_Data for processing_:
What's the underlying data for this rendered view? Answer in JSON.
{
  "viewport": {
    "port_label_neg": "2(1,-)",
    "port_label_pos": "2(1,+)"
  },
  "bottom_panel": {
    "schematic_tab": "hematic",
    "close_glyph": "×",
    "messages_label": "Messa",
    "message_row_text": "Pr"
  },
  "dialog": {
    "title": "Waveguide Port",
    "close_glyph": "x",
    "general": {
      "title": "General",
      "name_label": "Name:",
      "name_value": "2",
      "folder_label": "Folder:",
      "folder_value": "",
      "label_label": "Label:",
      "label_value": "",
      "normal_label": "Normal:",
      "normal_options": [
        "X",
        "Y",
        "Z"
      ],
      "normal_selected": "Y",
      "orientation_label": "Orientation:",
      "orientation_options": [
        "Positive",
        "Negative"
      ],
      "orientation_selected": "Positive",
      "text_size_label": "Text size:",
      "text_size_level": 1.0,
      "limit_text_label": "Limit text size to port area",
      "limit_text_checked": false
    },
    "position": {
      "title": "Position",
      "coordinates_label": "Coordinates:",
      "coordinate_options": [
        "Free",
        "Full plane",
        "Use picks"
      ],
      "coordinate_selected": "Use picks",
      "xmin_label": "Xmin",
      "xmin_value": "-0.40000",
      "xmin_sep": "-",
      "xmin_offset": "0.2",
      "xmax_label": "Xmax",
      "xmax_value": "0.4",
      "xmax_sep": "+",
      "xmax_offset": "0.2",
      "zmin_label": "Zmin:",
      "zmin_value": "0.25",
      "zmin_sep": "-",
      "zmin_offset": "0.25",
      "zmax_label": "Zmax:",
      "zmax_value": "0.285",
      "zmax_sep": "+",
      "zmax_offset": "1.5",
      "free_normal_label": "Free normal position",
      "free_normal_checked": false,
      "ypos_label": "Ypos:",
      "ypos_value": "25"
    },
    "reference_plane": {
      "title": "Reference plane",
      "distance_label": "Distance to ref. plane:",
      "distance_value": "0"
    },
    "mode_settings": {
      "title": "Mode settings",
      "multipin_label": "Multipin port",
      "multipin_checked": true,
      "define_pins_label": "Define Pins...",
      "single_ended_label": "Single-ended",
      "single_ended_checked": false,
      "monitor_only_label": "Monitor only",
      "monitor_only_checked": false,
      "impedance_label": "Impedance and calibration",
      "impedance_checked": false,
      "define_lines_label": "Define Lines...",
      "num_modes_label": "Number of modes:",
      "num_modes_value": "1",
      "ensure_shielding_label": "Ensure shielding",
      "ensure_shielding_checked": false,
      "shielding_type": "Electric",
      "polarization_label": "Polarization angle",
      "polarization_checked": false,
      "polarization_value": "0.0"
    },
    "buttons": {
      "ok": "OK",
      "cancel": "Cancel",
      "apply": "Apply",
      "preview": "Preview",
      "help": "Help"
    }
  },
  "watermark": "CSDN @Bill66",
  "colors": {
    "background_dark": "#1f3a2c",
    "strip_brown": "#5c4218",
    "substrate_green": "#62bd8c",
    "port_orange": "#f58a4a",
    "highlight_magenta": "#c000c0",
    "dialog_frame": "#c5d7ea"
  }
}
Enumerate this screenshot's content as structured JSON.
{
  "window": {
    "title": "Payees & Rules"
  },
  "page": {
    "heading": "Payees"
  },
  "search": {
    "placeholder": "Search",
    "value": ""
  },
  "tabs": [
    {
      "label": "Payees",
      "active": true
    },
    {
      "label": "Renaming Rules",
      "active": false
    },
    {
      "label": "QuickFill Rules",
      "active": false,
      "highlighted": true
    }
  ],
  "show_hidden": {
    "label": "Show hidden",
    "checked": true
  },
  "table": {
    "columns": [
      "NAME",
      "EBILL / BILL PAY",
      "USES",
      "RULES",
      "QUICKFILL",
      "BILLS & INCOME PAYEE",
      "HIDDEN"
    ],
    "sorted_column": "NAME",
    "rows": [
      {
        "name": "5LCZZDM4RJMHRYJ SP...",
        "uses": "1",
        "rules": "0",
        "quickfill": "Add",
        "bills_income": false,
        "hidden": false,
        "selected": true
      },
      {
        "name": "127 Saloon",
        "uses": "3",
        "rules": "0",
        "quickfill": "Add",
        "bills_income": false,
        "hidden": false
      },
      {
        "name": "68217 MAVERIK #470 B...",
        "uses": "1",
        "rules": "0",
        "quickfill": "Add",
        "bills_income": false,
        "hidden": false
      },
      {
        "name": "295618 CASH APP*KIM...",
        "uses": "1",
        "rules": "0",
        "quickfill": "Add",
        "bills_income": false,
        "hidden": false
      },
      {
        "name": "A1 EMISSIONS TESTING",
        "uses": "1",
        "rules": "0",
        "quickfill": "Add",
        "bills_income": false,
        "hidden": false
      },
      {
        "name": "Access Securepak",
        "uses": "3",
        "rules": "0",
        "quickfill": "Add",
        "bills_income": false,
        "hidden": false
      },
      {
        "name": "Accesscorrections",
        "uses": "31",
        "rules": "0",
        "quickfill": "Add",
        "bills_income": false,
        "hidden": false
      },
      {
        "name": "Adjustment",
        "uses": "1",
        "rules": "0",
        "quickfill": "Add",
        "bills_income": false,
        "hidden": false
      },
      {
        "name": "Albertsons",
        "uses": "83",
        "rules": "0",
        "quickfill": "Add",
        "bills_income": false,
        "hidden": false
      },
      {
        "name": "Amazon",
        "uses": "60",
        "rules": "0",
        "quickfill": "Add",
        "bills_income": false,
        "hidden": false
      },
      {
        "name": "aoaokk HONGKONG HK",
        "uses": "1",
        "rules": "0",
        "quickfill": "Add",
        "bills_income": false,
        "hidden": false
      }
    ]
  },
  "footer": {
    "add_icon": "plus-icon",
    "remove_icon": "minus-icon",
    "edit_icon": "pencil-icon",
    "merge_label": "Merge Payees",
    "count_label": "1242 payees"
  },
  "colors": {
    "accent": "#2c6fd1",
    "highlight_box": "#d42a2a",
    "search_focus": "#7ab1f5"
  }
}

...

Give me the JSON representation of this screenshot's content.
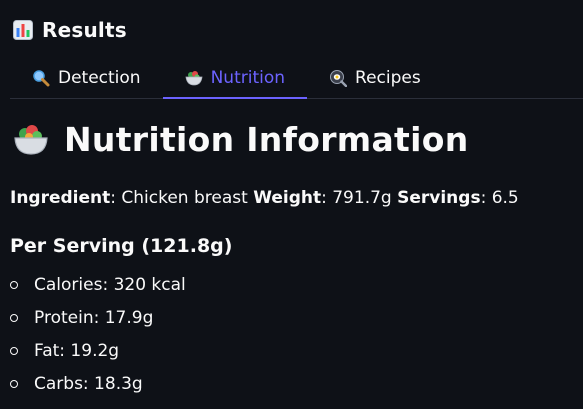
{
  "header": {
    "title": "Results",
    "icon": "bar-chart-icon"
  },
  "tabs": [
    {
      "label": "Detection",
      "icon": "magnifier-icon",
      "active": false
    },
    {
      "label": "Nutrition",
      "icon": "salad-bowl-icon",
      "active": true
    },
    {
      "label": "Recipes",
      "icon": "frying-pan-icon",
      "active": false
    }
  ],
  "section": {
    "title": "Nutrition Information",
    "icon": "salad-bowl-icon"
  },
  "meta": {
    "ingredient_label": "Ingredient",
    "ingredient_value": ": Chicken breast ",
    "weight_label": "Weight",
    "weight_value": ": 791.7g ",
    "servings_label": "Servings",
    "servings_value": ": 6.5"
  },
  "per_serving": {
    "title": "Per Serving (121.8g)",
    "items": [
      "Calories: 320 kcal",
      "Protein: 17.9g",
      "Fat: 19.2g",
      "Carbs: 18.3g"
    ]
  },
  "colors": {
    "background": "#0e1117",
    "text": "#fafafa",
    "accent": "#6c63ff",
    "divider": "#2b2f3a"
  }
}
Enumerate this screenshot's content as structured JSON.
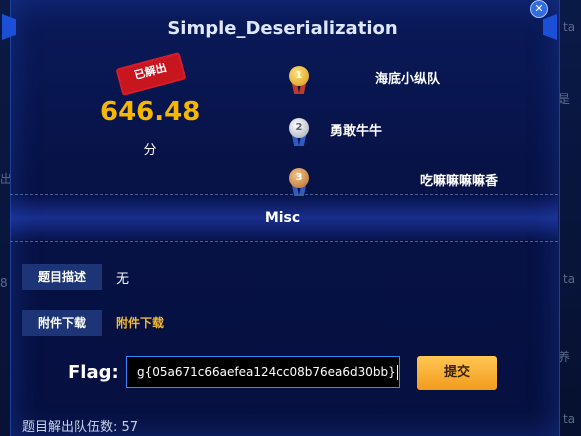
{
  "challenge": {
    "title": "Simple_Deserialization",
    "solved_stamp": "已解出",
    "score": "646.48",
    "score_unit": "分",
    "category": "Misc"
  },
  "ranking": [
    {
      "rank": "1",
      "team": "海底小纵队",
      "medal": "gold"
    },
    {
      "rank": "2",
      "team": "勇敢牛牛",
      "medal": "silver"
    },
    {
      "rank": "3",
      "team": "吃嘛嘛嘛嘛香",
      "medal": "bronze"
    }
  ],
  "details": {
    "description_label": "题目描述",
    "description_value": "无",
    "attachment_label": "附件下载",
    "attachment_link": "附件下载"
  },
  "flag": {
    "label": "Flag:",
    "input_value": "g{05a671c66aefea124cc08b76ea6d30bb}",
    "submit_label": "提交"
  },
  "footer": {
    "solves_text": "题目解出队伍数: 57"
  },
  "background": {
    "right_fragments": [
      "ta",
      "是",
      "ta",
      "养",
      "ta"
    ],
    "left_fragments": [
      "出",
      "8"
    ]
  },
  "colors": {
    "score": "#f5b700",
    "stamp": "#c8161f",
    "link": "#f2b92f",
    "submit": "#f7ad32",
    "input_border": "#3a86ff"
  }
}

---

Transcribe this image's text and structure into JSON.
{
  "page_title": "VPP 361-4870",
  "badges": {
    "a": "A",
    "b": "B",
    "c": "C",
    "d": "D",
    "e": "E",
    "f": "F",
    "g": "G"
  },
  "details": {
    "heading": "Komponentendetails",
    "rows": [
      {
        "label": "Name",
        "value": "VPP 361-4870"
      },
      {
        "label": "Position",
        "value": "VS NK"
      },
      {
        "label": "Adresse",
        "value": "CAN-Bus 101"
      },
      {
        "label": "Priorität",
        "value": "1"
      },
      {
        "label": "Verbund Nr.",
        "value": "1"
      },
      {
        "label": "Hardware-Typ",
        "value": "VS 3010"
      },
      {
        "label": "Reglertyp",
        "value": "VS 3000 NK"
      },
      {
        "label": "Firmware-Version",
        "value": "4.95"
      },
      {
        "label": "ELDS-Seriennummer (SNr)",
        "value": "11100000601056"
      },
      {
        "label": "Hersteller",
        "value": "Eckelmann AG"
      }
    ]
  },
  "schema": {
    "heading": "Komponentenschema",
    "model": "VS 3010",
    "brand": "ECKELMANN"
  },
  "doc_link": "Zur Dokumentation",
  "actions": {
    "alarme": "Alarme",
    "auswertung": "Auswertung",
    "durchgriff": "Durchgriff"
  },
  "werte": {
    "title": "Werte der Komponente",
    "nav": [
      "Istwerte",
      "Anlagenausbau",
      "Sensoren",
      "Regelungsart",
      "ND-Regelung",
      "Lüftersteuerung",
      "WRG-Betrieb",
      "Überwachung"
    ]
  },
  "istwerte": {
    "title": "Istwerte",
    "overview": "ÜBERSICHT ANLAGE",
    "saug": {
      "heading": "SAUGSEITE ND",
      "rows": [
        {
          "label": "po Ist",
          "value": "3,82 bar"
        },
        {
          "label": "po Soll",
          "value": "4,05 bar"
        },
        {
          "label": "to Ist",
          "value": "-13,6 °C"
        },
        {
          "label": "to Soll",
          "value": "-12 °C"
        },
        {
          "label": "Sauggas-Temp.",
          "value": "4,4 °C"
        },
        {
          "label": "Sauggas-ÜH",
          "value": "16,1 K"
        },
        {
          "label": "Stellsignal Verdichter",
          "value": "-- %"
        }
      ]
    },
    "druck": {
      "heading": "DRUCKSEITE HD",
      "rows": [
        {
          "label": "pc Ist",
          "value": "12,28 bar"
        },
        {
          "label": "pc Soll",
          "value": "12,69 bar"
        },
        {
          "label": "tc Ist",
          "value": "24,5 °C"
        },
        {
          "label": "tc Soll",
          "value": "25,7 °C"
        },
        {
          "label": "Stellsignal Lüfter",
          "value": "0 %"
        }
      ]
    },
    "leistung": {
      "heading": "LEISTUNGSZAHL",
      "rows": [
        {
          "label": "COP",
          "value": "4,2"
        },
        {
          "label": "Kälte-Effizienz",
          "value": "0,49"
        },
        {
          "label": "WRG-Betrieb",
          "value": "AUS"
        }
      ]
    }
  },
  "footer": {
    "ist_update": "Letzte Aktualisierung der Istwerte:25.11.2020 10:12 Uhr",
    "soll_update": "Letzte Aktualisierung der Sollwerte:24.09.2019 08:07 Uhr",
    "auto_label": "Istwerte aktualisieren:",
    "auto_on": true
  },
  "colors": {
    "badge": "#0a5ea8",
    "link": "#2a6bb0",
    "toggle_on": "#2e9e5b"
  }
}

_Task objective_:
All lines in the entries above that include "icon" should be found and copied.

_Completed exercise_:
    "add_icon": "plus-icon",
    "remove_icon": "minus-icon",
    "edit_icon": "pencil-icon",
    "icon": "bar-chart-icon"
      "icon": "magnifier-icon",
      "icon": "salad-bowl-icon",
      "icon": "frying-pan-icon",
    "icon": "salad-bowl-icon"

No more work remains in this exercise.